Map Page 1113 Area 4,361 square mile (11,300 square kilometer) Population 1.36 million Capital Banjul Highest Point 174 foot (53 meter) Lowest Point 0 m, GDP per capita $1,700 Primary Natural Resources peanuts, millet, sorghum, corn, sesame, cassava.

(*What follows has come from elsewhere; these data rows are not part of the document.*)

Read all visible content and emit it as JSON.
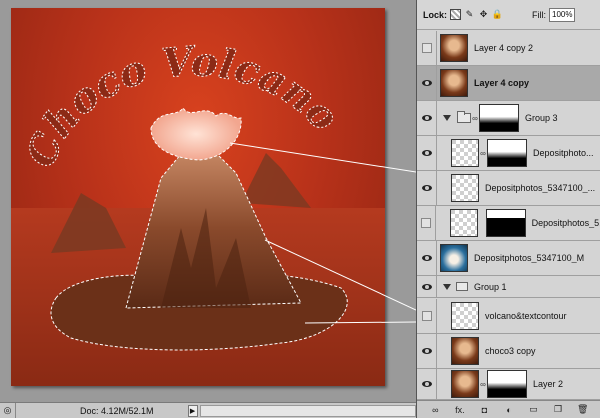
{
  "status": {
    "doc_info": "Doc: 4.12M/52.1M"
  },
  "lockbar": {
    "lock_label": "Lock:",
    "fill_label": "Fill:",
    "fill_value": "100%"
  },
  "layers": [
    {
      "name": "Layer 4 copy 2",
      "visible": false,
      "thumb": "choco",
      "selected": false
    },
    {
      "name": "Layer 4 copy",
      "visible": true,
      "thumb": "choco",
      "selected": true
    },
    {
      "name": "Group 3",
      "visible": true,
      "kind": "group",
      "mask": "grad"
    },
    {
      "name": "Depositphoto...",
      "visible": true,
      "thumb": "checker",
      "mask": "grad"
    },
    {
      "name": "Depositphotos_5347100_...",
      "visible": true,
      "thumb": "checker"
    },
    {
      "name": "Depositphotos_5...",
      "visible": false,
      "thumb": "checker",
      "mask": "blackwhite"
    },
    {
      "name": "Depositphotos_5347100_M",
      "visible": true,
      "thumb": "blue"
    },
    {
      "name": "Group 1",
      "visible": true,
      "kind": "group"
    },
    {
      "name": "volcano&textcontour",
      "visible": false,
      "thumb": "checker"
    },
    {
      "name": "choco3 copy",
      "visible": true,
      "thumb": "choco"
    },
    {
      "name": "Layer 2",
      "visible": true,
      "thumb": "choco",
      "mask": "grad"
    }
  ],
  "footer": {
    "fx_label": "fx."
  },
  "artwork": {
    "title": "Choco Volcano"
  },
  "colors": {
    "panel": "#d4d4d4",
    "selected": "#a9a9a9",
    "canvas_bg": "#c9361b"
  }
}
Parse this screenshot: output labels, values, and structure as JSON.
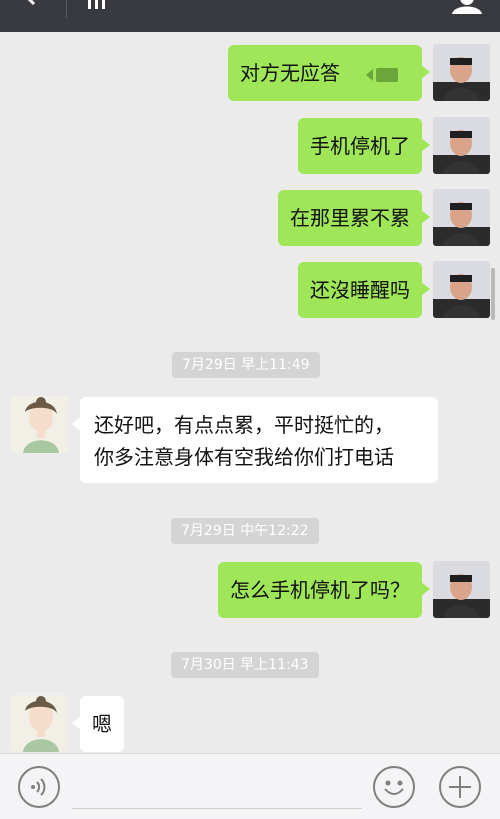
{
  "header": {
    "back_icon": "back-arrow-icon",
    "tab_icon": "bars-icon",
    "profile_icon": "person-icon",
    "background_color": "#393a3f"
  },
  "colors": {
    "outgoing_bubble": "#9fe658",
    "incoming_bubble": "#ffffff",
    "chat_background": "#ebebeb",
    "timestamp_bg": "#d4d4d4"
  },
  "messages": [
    {
      "direction": "out",
      "text": "对方无应答",
      "icon": "video-call-icon"
    },
    {
      "direction": "out",
      "text": "手机停机了"
    },
    {
      "direction": "out",
      "text": "在那里累不累"
    },
    {
      "direction": "out",
      "text": "还沒睡醒吗"
    },
    {
      "timestamp": "7月29日 早上11:49"
    },
    {
      "direction": "in",
      "lines": [
        "还好吧，有点点累，平时挺忙的，",
        "你多注意身体有空我给你们打电话"
      ]
    },
    {
      "timestamp": "7月29日 中午12:22"
    },
    {
      "direction": "out",
      "text": "怎么手机停机了吗？"
    },
    {
      "timestamp": "7月30日 早上11:43"
    },
    {
      "direction": "in",
      "text": "嗯"
    }
  ],
  "input_bar": {
    "voice_icon": "voice-icon",
    "emoji_icon": "emoji-icon",
    "plus_icon": "plus-icon"
  }
}
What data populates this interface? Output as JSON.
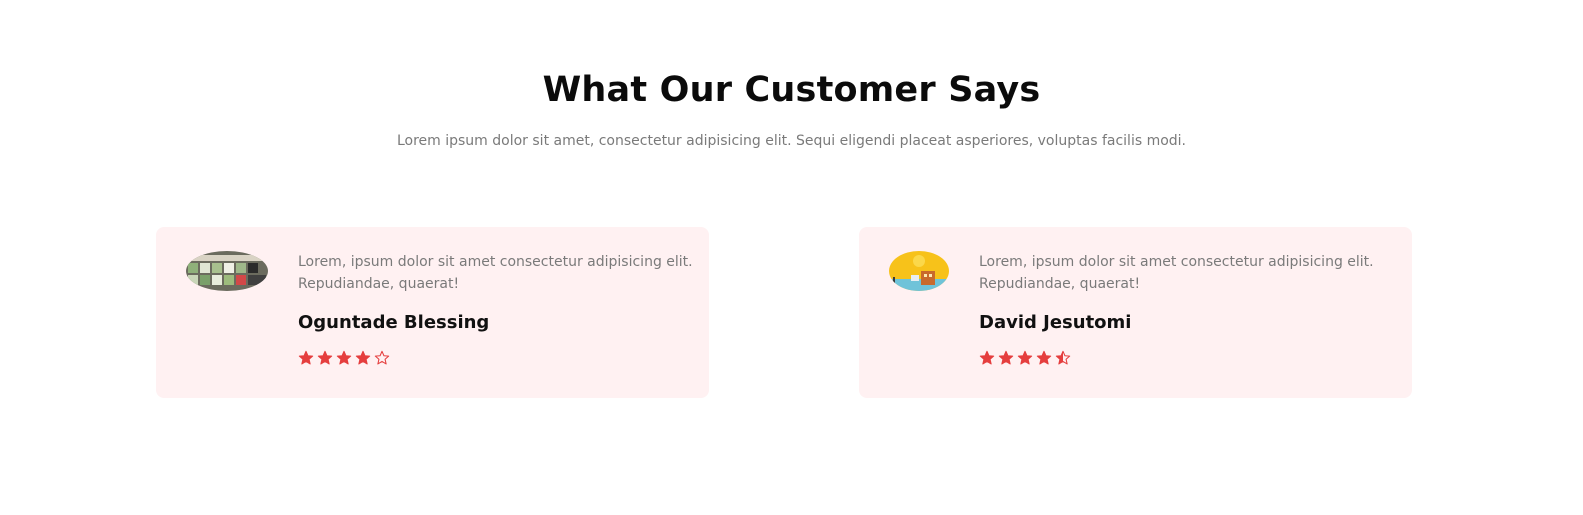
{
  "section": {
    "title": "What Our Customer Says",
    "subtitle": "Lorem ipsum dolor sit amet, consectetur adipisicing elit. Sequi eligendi placeat asperiores, voluptas facilis modi."
  },
  "colors": {
    "card_background": "#fff1f2",
    "star": "#e53e3e",
    "muted_text": "#7a7a7a"
  },
  "testimonials": [
    {
      "quote": "Lorem, ipsum dolor sit amet consectetur adipisicing elit. Repudiandae, quaerat!",
      "name": "Oguntade Blessing",
      "rating": 4,
      "stars": [
        "full",
        "full",
        "full",
        "full",
        "empty"
      ]
    },
    {
      "quote": "Lorem, ipsum dolor sit amet consectetur adipisicing elit. Repudiandae, quaerat!",
      "name": "David Jesutomi",
      "rating": 4.5,
      "stars": [
        "full",
        "full",
        "full",
        "full",
        "half"
      ]
    }
  ]
}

GAMBIA IS BORDERED by the Atlantic Ocean on the west and surrounded on the remaining 3 sides by Senegal. The smallest country on the continent of Africa, Gambia is composed of a narrow strip never more than 30 mile (48 kilometer) wide. This narrow strip of land borders the banks of the Gambia River for 200 mile (320 kilometer) above its mouth. The river, whose source is in Guinea and which flows 600 mile (970 kilometer) to the Atlantic, is navigable throughout Gambia and is the main transport artery. Sand beaches line Gambia’s coast, while inland lie swampy river valleys whose fertile alluvial soils support rice cultivation. On higher lands are cultivated peanuts—the country’s chief cash crop—and some grains. The climate is warm and fairly dry. A large number of ethnic groups live in Gambia with a minimum of intertribal friction. The Malinke (Mandinka) is the largest, followed by the Fulani (Fula), Wolof, Diola (Jola), and Soninke (Serahuli). Approximately 3,500 non-Africans live in Gambia, including Europeans and families of Lebanese origin. More than 95 percent of the population is Muslim, while Christians of different denominations account for most of the remainder. English is the official language, but a number of African dialects are spoken in the country. During the late 17th century and throughout the 18th, France and England fought continuously for political and commercial supremacy in the regions of the Gambia and Senegal rivers. Great Britain was given control of Gambia by the 1783 Treaty of Versailles. Gambia achieved independence on February 18, 1965, as a constitutional monarchy within the British Commonwealth. On April 24, 1970, Gambia became a republic following a referendum. Until a military coup in July 1994, Gambia was led by President Sir Dawda Kairaba Jawara, who was reelected 5 times. In November 1996, the retired Colonel Yahya Jammeh became president of the Republic of The Gambia. He was reelected in 2001. Despite attempts at diversification, Gambia’s economy remains overwhelmingly dependent on the export of agricultural products, of which peanut products form the bulk. Other exports include dried and smoked fish, cotton lint, palm kernels, and hides and skins. About three-quarters of the population is employed in agriculture, which accounts for 33 percent of the gross domestic product. Millet, sorghum, rice, corn, cassava, and beans are grown for subsistence. The main industrial activities lie in the processing of agricultural products. The European Union, China, Japan, and Senegal are the country’s leading trading partners. Gambia is 1 of the poorest nations in the world and heavily dependent upon foreign aid.